• _What the task requires_
Only a number is expected here: the count of lines in this data where "with" occurs.

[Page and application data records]
BEGIN

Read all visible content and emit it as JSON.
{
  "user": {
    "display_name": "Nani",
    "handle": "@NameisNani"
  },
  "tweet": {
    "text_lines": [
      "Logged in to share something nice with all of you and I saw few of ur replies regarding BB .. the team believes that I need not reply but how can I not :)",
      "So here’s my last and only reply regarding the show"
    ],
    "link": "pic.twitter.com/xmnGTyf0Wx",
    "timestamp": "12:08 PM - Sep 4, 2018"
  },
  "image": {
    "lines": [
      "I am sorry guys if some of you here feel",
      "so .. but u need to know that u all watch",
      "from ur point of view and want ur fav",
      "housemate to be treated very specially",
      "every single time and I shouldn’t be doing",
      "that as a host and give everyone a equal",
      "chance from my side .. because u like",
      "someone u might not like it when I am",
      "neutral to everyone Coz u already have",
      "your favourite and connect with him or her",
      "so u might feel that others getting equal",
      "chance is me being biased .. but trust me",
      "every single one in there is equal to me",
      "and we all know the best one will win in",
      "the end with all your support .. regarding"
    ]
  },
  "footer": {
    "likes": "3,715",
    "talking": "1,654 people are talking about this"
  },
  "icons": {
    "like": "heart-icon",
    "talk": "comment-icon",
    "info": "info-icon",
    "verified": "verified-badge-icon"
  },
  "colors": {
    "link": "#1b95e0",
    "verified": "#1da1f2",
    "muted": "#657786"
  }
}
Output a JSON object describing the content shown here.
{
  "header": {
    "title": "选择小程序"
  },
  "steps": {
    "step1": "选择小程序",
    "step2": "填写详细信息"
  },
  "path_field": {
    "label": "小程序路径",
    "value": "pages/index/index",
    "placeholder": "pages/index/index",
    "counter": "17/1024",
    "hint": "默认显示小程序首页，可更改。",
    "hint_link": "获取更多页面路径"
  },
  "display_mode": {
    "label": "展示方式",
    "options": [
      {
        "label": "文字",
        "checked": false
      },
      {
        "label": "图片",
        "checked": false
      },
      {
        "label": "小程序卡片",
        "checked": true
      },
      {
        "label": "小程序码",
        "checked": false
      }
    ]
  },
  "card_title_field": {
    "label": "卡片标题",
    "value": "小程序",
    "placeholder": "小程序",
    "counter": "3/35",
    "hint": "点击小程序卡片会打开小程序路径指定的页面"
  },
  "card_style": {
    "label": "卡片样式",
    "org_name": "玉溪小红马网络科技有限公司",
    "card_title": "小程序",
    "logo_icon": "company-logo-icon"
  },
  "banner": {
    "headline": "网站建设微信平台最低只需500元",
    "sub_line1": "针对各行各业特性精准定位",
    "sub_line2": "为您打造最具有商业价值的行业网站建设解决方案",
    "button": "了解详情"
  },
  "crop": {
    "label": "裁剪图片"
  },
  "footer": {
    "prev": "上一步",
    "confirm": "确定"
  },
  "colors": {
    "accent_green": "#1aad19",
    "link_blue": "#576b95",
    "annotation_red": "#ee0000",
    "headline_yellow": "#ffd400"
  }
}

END

• _Output below_
3